PROBLEM DETAILS: Each entry has to be printed again exactly.

== Segment start ==

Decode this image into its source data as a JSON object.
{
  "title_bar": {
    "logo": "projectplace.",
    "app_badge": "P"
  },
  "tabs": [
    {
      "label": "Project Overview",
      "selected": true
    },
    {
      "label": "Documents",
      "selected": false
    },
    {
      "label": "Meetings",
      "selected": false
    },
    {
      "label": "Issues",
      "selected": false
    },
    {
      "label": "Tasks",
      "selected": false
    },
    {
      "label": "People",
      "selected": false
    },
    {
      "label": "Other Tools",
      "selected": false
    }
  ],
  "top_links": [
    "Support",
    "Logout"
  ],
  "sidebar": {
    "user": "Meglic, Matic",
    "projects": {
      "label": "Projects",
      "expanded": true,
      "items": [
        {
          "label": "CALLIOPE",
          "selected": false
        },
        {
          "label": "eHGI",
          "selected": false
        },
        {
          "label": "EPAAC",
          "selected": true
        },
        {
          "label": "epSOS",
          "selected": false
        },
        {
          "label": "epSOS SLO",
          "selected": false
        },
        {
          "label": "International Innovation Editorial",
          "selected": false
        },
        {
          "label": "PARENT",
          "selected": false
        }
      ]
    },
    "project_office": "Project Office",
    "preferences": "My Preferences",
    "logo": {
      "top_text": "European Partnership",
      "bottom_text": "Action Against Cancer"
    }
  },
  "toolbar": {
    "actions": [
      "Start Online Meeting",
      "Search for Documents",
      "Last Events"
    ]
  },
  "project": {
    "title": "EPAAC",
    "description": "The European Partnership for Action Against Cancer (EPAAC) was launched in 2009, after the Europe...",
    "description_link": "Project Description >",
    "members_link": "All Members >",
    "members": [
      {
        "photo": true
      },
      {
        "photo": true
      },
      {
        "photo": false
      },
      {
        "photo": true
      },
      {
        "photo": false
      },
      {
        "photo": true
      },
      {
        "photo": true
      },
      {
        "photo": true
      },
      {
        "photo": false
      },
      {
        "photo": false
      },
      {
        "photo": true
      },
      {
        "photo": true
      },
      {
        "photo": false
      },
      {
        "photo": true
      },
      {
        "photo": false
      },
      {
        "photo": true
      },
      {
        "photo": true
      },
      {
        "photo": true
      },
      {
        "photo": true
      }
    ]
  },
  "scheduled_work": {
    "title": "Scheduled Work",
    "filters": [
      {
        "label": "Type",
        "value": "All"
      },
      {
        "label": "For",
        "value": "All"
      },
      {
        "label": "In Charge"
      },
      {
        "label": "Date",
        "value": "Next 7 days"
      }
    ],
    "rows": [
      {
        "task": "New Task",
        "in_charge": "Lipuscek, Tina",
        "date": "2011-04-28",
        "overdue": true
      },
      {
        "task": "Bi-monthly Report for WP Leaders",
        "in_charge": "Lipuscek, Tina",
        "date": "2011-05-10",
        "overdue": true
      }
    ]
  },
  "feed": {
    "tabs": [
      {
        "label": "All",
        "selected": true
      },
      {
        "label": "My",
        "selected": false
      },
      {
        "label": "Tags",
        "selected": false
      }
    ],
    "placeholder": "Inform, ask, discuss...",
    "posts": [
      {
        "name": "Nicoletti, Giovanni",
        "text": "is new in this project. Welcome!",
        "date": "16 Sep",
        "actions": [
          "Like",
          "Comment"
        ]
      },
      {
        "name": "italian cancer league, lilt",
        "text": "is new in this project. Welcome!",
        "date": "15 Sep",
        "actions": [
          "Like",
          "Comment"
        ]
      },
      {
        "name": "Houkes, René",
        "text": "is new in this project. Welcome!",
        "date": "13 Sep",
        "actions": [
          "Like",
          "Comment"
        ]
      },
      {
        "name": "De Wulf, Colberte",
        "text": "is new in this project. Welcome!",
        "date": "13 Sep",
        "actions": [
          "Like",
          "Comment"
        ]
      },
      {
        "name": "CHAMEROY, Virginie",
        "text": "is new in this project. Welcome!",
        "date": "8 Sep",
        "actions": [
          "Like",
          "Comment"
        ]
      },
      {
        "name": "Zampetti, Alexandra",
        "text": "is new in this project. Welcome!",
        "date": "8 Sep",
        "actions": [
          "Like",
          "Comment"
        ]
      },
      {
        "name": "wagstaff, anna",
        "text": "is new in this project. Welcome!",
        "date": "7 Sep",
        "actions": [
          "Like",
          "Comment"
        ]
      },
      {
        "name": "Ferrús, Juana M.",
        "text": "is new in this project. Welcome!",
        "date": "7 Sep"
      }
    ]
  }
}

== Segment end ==

EXERCISE RESULT:
Decode this image into its source data as a JSON object.
{
  "title_bar": {
    "logo": "projectplace.",
    "app_badge": "P"
  },
  "tabs": [
    {
      "label": "Project Overview",
      "selected": true
    },
    {
      "label": "Documents",
      "selected": false
    },
    {
      "label": "Meetings",
      "selected": false
    },
    {
      "label": "Issues",
      "selected": false
    },
    {
      "label": "Tasks",
      "selected": false
    },
    {
      "label": "People",
      "selected": false
    },
    {
      "label": "Other Tools",
      "selected": false
    }
  ],
  "top_links": [
    "Support",
    "Logout"
  ],
  "sidebar": {
    "user": "Meglic, Matic",
    "projects": {
      "label": "Projects",
      "expanded": true,
      "items": [
        {
          "label": "CALLIOPE",
          "selected": false
        },
        {
          "label": "eHGI",
          "selected": false
        },
        {
          "label": "EPAAC",
          "selected": true
        },
        {
          "label": "epSOS",
          "selected": false
        },
        {
          "label": "epSOS SLO",
          "selected": false
        },
        {
          "label": "International Innovation Editorial",
          "selected": false
        },
        {
          "label": "PARENT",
          "selected": false
        }
      ]
    },
    "project_office": "Project Office",
    "preferences": "My Preferences",
    "logo": {
      "top_text": "European Partnership",
      "bottom_text": "Action Against Cancer"
    }
  },
  "toolbar": {
    "actions": [
      "Start Online Meeting",
      "Search for Documents",
      "Last Events"
    ]
  },
  "project": {
    "title": "EPAAC",
    "description": "The European Partnership for Action Against Cancer (EPAAC) was launched in 2009, after the Europe...",
    "description_link": "Project Description >",
    "members_link": "All Members >",
    "members": [
      {
        "photo": true
      },
      {
        "photo": true
      },
      {
        "photo": false
      },
      {
        "photo": true
      },
      {
        "photo": false
      },
      {
        "photo": true
      },
      {
        "photo": true
      },
      {
        "photo": true
      },
      {
        "photo": false
      },
      {
        "photo": false
      },
      {
        "photo": true
      },
      {
        "photo": true
      },
      {
        "photo": false
      },
      {
        "photo": true
      },
      {
        "photo": false
      },
      {
        "photo": true
      },
      {
        "photo": true
      },
      {
        "photo": true
      },
      {
        "photo": true
      }
    ]
  },
  "scheduled_work": {
    "title": "Scheduled Work",
    "filters": [
      {
        "label": "Type",
        "value": "All"
      },
      {
        "label": "For",
        "value": "All"
      },
      {
        "label": "In Charge"
      },
      {
        "label": "Date",
        "value": "Next 7 days"
      }
    ],
    "rows": [
      {
        "task": "New Task",
        "in_charge": "Lipuscek, Tina",
        "date": "2011-04-28",
        "overdue": true
      },
      {
        "task": "Bi-monthly Report for WP Leaders",
        "in_charge": "Lipuscek, Tina",
        "date": "2011-05-10",
        "overdue": true
      }
    ]
  },
  "feed": {
    "tabs": [
      {
        "label": "All",
        "selected": true
      },
      {
        "label": "My",
        "selected": false
      },
      {
        "label": "Tags",
        "selected": false
      }
    ],
    "placeholder": "Inform, ask, discuss...",
    "posts": [
      {
        "name": "Nicoletti, Giovanni",
        "text": "is new in this project. Welcome!",
        "date": "16 Sep",
        "actions": [
          "Like",
          "Comment"
        ]
      },
      {
        "name": "italian cancer league, lilt",
        "text": "is new in this project. Welcome!",
        "date": "15 Sep",
        "actions": [
          "Like",
          "Comment"
        ]
      },
      {
        "name": "Houkes, René",
        "text": "is new in this project. Welcome!",
        "date": "13 Sep",
        "actions": [
          "Like",
          "Comment"
        ]
      },
      {
        "name": "De Wulf, Colberte",
        "text": "is new in this project. Welcome!",
        "date": "13 Sep",
        "actions": [
          "Like",
          "Comment"
        ]
      },
      {
        "name": "CHAMEROY, Virginie",
        "text": "is new in this project. Welcome!",
        "date": "8 Sep",
        "actions": [
          "Like",
          "Comment"
        ]
      },
      {
        "name": "Zampetti, Alexandra",
        "text": "is new in this project. Welcome!",
        "date": "8 Sep",
        "actions": [
          "Like",
          "Comment"
        ]
      },
      {
        "name": "wagstaff, anna",
        "text": "is new in this project. Welcome!",
        "date": "7 Sep",
        "actions": [
          "Like",
          "Comment"
        ]
      },
      {
        "name": "Ferrús, Juana M.",
        "text": "is new in this project. Welcome!",
        "date": "7 Sep"
      }
    ]
  }
}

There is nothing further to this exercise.